Right off the bat, this recording is dirty, and I’m not talking about production. This is some straight up stripper music; sexual references drop like crazy, and I don’t honestly remember the last time I heard that many references to female genitalia, especially on the aptly named Puni Nani.

The music itself is some kind of electro-disco, with falsetto vocals that are swathed in a kind of detached cool, delivered over a highly electronic musical arrangement. Fec’s innate musicality shows through, as the ideas are nothing short of brilliant. The music teacher in me wonders what might happen if he got over his prejudice and embraced the science of tonal arrangement; the fact that that will probably never happen is fine, because it ultimately doesn’t matter. The upshot is that this album is a very ‘not for children’ sex romp replete with great musical ideas in the writing. It’s a highly worthwhile, and highly naughty, listen. Let it rock you.

Coke Weed – Back to Soft album review

While much less twangy than their earlier albums, Maine-based group Coke Weed’s third album Back to Soft maintains the band’s dreamy, psychedelic sound. With the haunting vocals of lead singer Nina Donghia and the resonating guitar that reminds me a little of San Francisco band Thee Oh Sees, Coke Weed’s new album is equal parts trippy and relaxing. Although the steady drum backbeat featured in many of their tracks paired with Donghia’s purr creates the illusion of laid back songs, upon closer inspection, Coke Weed’s lyrics can be pretty intense.

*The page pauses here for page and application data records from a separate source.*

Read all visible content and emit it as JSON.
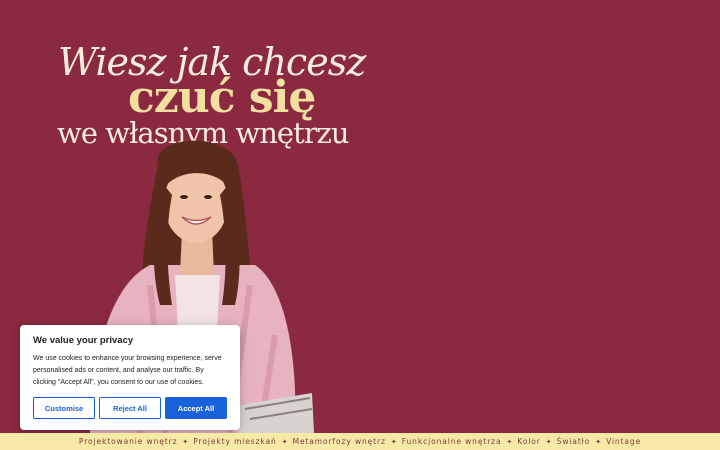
{
  "hero": {
    "headline": {
      "line1": "Wiesz jak chcesz",
      "line2": "czuć się",
      "line3": "we własnym wnętrzu"
    }
  },
  "cookie_banner": {
    "title": "We value your privacy",
    "body": "We use cookies to enhance your browsing experience, serve personalised ads or content, and analyse our traffic. By clicking \"Accept All\", you consent to our use of cookies.",
    "customise_label": "Customise",
    "reject_label": "Reject All",
    "accept_label": "Accept All"
  },
  "marquee": {
    "items": [
      "Projektowanie wnętrz",
      "Projekty mieszkań",
      "Metamorfozy wnętrz",
      "Funkcjonalne wnętrza",
      "Kolor",
      "Światło",
      "Vintage"
    ],
    "separator": "✦"
  },
  "colors": {
    "background": "#8b2940",
    "headline_accent": "#f3dfa0",
    "marquee_bg": "#f6eaa6",
    "cookie_button": "#1863dc"
  }
}
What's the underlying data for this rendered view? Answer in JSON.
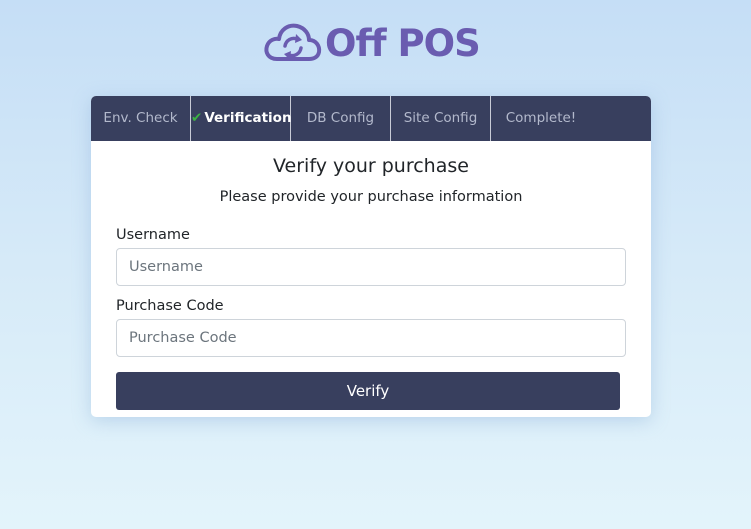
{
  "brand": {
    "name": "Off POS",
    "color": "#6a5cb0"
  },
  "tabs": [
    {
      "label": "Env. Check",
      "active": false
    },
    {
      "label": "Verification",
      "active": true,
      "icon": "check-icon"
    },
    {
      "label": "DB Config",
      "active": false
    },
    {
      "label": "Site Config",
      "active": false
    },
    {
      "label": "Complete!",
      "active": false
    }
  ],
  "form": {
    "heading": "Verify your purchase",
    "subheading": "Please provide your purchase information",
    "username_label": "Username",
    "username_placeholder": "Username",
    "username_value": "",
    "purchase_code_label": "Purchase Code",
    "purchase_code_placeholder": "Purchase Code",
    "purchase_code_value": "",
    "submit_label": "Verify"
  },
  "colors": {
    "header_bg": "#383f5e",
    "button_bg": "#383f5e",
    "check": "#3cb043"
  }
}
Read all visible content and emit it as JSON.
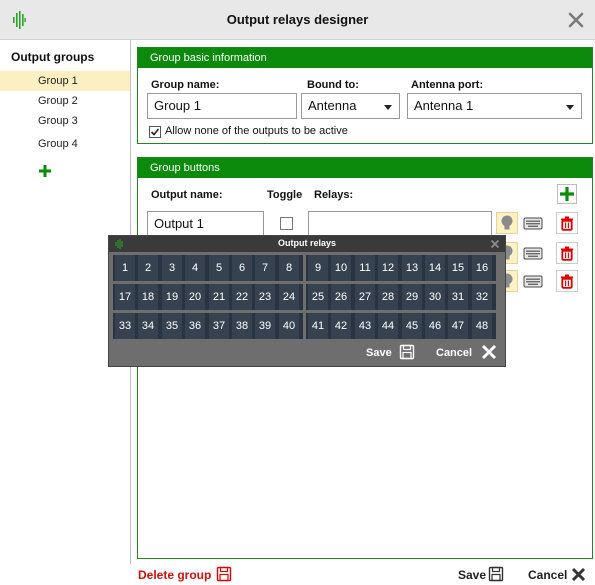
{
  "window": {
    "title": "Output relays designer"
  },
  "sidebar": {
    "title": "Output groups",
    "groups": [
      "Group 1",
      "Group 2",
      "Group 3",
      "Group 4"
    ]
  },
  "basic": {
    "header": "Group basic information",
    "group_name_label": "Group name:",
    "group_name_value": "Group 1",
    "bound_to_label": "Bound to:",
    "bound_to_value": "Antenna",
    "antenna_port_label": "Antenna port:",
    "antenna_port_value": "Antenna 1",
    "allow_none_label": "Allow none of the outputs to be active",
    "allow_none_checked": true
  },
  "buttons_panel": {
    "header": "Group buttons",
    "output_name_label": "Output name:",
    "toggle_label": "Toggle",
    "relays_label": "Relays:",
    "rows": [
      {
        "output_name": "Output 1"
      }
    ]
  },
  "popup": {
    "title": "Output relays",
    "relays": [
      "1",
      "2",
      "3",
      "4",
      "5",
      "6",
      "7",
      "8",
      "9",
      "10",
      "11",
      "12",
      "13",
      "14",
      "15",
      "16",
      "17",
      "18",
      "19",
      "20",
      "21",
      "22",
      "23",
      "24",
      "25",
      "26",
      "27",
      "28",
      "29",
      "30",
      "31",
      "32",
      "33",
      "34",
      "35",
      "36",
      "37",
      "38",
      "39",
      "40",
      "41",
      "42",
      "43",
      "44",
      "45",
      "46",
      "47",
      "48"
    ],
    "save_label": "Save",
    "cancel_label": "Cancel"
  },
  "footer": {
    "delete_label": "Delete group",
    "save_label": "Save",
    "cancel_label": "Cancel"
  },
  "colors": {
    "accent_green": "#0c8a0c",
    "selected_row": "#fcefc2",
    "delete_red": "#cc1111",
    "popup_bg": "#6e6e6e",
    "relay_tile": "#374250"
  },
  "icons": {
    "app": "sound-wave-icon",
    "close": "close-x-icon",
    "add": "plus-icon",
    "save": "floppy-disk-icon",
    "delete": "trash-icon",
    "bulb": "lightbulb-icon",
    "keyboard": "keyboard-icon"
  }
}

Already reaching Internet popularity, the spacey, beachy track “Anklet” starts out with Donghia lazily drawling, “Captivator/You are settling in/I am fixated.” Yikes.

Fans of Coke Weed’s earlier albums, Volume One and Nice Dreams, may be disappointed by the lack of the country-western vibe that was so present in both of the albums preceding Back to Soft. If one listened to “Frizz” off of Volume One and then “Anklet,” they might think the songs were by two entirely different bands if it weren’t for Donghia’s distinguishable drawl. Although I personally prefer the floaty, more heavy on the drums sound of Back to Soft to the band’s previous albums, people who have followed Coke Weed since they formed in 2010 may feel just that–like they’re listening to an entirely different band.

Upon sitting down to write this review, I wrote out several phrases that could describe Coke Weed’s sound. Right after I finished jotting down the non-word “garage-band-y,” I stumbled across an article which informed me that Coke Weed recorded their second and, as previously stated, much more country-infused album Nice Dreams in a barn in only an hour and a half, and that they recorded it live, meaning that any accidental slip-ups in the recording process became part of the album. A band that has the confidence and easy-going attitude to do that is pretty cool indeed in my book. Cross out “garage-band-y” and put “barn band.”

So, if a dreamy, psychedelic, trippy, relaxing barn-band-y musical group with haunting, purring vocals and spacey tracks with intense lyrics sound interesting to you, make sure the next album you illegally download (or honorably purchase on iTunes) is Back to Soft.